A fund of hedge funds run by two members of Vice President Joe Biden's family was marketed exclusively by companies controlled by Texas financier R. Allen Stanford, who is facing Securities and Exchange Commission accusations of engaging in an $8 billion fraud.

The $50 million fund was jointly branded between the Bidens' Paradigm Global Advisors LLC and a Stanford Financial Group entity and was known as the Paradigm Stanford Capital Management Core Alternative Fund. Stanford-related companies marketed the fund to investors and also invested about $2.7 million of their own money in the fund, according to a lawyer for Paradigm. Paradigm Global Advisors is owned through a holding company by the vice president's son, Hunter, and Joe Biden's brother, James.

The fund has offered to turn over the $2.7 million investment it received from Mr. Stanford's firm in 2007 to a court-appointed receiver in the SEC's civil fraud case involving Mr. Stanford, according to Paradigm's attorney, Marc X. LoPresti. The fund terminated its relationship with Mr. Stanford's companies after the SEC filed civil charges against them last week, Mr. LoPresti said.

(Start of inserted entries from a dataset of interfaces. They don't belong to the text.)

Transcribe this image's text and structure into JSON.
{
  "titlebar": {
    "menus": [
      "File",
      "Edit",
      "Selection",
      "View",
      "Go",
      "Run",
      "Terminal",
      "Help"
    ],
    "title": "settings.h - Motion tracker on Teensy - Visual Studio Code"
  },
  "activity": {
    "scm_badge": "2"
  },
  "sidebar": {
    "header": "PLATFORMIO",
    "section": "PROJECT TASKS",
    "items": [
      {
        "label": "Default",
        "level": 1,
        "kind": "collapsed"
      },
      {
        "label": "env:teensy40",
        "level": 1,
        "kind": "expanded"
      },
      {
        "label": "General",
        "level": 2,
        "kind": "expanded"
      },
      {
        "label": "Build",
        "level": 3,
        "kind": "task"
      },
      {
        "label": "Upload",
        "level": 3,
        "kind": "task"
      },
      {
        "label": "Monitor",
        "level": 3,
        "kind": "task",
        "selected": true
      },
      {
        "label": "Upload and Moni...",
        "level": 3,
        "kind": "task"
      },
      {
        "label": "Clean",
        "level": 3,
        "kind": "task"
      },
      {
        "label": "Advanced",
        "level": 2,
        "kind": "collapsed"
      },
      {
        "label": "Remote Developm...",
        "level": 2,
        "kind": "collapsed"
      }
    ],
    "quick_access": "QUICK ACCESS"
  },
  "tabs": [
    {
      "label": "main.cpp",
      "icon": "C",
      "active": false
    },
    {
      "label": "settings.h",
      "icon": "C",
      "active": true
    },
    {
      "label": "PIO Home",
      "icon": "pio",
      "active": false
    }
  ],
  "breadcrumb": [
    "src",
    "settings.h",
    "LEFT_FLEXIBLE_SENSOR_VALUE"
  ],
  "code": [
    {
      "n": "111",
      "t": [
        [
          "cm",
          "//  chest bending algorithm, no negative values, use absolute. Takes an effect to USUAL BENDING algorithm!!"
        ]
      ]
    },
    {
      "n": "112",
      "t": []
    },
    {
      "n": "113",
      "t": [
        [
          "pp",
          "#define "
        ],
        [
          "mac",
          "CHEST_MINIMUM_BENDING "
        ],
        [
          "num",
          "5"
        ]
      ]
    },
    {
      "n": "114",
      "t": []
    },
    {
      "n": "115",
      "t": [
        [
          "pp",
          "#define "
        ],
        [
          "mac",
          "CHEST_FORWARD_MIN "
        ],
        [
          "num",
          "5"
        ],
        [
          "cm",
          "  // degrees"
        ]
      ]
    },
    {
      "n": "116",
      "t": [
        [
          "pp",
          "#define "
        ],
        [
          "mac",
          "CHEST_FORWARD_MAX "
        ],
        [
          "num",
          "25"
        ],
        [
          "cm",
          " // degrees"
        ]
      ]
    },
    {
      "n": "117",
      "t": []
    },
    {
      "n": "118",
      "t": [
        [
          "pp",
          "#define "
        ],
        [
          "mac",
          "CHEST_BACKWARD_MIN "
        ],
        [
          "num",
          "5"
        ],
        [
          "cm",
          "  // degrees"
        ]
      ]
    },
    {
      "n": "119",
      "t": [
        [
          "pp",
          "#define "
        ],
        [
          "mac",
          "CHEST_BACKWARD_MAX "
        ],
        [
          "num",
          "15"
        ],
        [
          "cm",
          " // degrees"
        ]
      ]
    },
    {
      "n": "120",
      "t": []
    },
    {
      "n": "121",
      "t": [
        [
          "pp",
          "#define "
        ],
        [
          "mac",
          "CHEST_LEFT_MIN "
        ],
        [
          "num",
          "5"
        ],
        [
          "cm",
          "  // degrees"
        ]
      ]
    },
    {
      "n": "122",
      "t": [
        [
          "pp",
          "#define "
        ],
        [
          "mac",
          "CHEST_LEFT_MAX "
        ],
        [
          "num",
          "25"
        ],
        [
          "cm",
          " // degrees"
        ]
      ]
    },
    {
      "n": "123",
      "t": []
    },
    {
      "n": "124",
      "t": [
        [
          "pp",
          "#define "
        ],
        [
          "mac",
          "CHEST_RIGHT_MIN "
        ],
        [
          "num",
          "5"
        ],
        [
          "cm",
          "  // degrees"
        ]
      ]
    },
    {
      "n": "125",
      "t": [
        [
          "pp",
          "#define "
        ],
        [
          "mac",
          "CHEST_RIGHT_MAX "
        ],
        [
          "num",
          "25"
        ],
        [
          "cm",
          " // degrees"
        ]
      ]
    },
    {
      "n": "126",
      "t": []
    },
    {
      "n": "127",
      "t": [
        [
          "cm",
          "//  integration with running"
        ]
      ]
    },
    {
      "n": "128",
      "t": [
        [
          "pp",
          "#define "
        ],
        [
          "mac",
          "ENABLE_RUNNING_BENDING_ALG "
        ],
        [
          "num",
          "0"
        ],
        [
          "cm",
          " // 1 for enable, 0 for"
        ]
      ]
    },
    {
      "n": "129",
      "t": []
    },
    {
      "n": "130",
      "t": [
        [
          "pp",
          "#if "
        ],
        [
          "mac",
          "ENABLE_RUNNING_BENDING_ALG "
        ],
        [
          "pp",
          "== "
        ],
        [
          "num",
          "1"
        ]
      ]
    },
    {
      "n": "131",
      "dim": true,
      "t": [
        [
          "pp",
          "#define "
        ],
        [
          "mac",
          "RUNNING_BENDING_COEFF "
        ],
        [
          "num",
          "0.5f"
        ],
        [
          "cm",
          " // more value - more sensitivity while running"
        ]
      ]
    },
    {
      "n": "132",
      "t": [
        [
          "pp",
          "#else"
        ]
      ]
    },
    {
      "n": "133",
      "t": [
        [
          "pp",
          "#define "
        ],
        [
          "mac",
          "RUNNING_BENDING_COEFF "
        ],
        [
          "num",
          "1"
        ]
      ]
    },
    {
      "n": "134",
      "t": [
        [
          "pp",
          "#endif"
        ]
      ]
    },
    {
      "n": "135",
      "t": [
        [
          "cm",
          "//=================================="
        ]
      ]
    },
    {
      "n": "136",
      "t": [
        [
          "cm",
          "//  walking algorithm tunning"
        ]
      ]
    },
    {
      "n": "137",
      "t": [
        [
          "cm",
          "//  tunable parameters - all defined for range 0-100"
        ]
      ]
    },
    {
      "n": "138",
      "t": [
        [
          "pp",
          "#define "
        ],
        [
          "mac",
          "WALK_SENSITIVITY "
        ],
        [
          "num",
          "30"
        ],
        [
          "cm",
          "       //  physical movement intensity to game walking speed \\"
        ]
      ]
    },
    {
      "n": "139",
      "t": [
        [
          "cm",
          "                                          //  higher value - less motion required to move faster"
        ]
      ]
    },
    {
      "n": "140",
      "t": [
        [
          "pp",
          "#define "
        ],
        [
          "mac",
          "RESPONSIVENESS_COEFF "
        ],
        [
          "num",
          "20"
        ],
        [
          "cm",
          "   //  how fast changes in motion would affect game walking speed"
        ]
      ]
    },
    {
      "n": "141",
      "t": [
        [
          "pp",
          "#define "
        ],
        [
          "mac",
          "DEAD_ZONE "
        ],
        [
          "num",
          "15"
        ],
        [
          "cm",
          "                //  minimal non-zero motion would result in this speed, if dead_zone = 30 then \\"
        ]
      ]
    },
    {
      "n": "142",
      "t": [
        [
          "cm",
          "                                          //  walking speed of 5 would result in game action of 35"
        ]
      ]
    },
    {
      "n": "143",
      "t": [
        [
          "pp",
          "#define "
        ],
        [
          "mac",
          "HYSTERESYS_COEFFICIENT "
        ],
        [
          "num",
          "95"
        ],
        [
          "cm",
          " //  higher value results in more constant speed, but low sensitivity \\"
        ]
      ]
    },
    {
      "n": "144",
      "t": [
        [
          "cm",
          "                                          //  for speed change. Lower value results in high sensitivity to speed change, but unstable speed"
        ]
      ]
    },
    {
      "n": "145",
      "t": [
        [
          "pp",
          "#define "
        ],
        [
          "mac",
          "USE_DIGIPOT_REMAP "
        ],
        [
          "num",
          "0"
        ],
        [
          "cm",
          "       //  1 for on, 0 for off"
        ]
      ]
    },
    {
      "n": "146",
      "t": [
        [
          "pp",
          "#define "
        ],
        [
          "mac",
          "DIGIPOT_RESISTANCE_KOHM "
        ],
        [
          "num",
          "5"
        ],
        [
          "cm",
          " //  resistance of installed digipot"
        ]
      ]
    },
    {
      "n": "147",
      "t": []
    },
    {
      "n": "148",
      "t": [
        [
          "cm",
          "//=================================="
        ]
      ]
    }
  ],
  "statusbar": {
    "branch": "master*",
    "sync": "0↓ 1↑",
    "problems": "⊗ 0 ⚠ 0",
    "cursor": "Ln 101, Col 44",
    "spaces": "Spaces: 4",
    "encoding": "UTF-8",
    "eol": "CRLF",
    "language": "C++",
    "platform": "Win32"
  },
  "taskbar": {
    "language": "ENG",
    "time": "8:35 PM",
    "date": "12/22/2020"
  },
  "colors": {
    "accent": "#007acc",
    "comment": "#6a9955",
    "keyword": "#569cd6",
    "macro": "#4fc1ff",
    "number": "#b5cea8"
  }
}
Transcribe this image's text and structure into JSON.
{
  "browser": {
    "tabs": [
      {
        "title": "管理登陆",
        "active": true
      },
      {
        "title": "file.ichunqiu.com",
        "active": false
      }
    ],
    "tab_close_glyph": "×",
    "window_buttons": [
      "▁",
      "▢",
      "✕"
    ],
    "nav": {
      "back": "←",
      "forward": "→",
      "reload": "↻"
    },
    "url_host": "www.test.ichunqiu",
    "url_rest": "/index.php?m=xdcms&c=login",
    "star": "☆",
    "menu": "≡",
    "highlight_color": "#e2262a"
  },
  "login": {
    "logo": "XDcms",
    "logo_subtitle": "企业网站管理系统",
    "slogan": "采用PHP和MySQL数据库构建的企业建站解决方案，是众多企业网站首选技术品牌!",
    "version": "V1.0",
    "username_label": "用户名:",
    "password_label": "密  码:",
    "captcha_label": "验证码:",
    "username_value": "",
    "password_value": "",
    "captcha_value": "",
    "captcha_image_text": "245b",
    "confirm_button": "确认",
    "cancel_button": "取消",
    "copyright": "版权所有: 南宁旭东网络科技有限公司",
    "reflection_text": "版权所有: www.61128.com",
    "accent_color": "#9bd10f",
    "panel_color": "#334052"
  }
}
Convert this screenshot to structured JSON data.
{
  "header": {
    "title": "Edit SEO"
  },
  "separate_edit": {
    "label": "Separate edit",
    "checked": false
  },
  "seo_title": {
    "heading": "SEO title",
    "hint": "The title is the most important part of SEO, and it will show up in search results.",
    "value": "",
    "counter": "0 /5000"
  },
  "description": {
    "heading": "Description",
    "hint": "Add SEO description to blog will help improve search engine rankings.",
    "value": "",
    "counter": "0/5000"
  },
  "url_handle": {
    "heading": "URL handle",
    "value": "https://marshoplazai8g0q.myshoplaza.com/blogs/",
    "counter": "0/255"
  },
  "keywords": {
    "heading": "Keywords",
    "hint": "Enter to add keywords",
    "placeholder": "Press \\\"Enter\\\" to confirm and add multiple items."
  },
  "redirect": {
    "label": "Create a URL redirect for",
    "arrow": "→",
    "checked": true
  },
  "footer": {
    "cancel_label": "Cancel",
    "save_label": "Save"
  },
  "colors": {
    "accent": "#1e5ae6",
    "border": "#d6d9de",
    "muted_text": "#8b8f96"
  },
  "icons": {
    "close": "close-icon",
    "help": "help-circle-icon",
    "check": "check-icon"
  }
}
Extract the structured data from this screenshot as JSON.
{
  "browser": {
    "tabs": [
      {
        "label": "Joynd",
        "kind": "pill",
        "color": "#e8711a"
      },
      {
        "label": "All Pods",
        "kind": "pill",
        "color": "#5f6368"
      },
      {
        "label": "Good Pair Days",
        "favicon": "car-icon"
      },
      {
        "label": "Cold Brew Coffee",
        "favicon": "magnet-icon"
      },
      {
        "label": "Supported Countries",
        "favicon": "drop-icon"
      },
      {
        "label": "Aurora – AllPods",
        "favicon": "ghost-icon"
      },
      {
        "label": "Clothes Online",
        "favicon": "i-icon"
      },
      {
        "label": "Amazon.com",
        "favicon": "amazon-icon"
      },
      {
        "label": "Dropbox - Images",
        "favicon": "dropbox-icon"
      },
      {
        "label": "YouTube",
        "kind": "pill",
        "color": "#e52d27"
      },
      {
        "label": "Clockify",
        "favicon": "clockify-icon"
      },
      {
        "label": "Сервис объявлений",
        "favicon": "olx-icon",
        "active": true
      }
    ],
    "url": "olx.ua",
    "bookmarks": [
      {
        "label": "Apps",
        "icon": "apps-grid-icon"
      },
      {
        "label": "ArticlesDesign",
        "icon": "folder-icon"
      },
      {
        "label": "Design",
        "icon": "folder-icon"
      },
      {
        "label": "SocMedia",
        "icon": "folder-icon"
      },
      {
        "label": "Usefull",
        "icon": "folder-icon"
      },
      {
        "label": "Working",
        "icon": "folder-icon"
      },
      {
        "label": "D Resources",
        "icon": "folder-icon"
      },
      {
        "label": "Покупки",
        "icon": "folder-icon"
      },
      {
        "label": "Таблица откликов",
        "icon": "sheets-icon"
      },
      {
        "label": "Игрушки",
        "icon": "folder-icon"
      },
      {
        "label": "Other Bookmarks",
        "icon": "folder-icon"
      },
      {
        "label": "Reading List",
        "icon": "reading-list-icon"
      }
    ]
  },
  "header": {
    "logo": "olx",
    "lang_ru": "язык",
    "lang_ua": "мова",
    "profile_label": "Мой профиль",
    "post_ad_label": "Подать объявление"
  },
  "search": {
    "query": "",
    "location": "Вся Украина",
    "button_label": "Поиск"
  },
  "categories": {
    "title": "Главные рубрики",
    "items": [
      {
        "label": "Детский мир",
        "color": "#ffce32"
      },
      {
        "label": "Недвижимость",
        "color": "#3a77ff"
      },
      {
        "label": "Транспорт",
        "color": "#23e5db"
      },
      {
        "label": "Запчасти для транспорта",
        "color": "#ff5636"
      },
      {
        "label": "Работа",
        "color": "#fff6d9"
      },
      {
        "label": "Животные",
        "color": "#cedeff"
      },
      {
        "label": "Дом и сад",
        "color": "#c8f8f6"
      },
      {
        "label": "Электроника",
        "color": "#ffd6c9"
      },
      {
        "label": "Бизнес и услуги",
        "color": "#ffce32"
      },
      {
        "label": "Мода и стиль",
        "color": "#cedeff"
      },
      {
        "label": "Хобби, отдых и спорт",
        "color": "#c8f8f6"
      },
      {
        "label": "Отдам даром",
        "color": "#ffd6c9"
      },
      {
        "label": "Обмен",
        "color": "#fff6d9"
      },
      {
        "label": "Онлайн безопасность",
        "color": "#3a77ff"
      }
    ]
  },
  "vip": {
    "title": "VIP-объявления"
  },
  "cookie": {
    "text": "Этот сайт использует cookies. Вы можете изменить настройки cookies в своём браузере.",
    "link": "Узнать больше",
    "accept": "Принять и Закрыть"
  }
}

Mr. LoPresti, who represents Hunter Biden and James Biden, as well as Paradigm, said he didn't know which Stanford entity invested the roughly $2.7 million. He said the Bidens never met or communicated with Mr. Stanford.

"There is no connection between the Bidens and Allen Stanford or Stanford period, full stop," the attorney said. "There never was any meeting between any member of the Biden family, no phone calls, zero correspondence."

The vice president's office had no comment. A spokesman for Mr. Stanford referred calls to the SEC. A spokesman for the agency declined to comment.

The SEC accused Mr. Stanford of an $8 billion fraud centered on certificates of deposit sold by his Antigua-based Stanford International Bank. Mr. Stanford made large donations to an array of elected officials in recent years and provided some with trips to the Caribbean.

Continue reading at the Wall Street Journal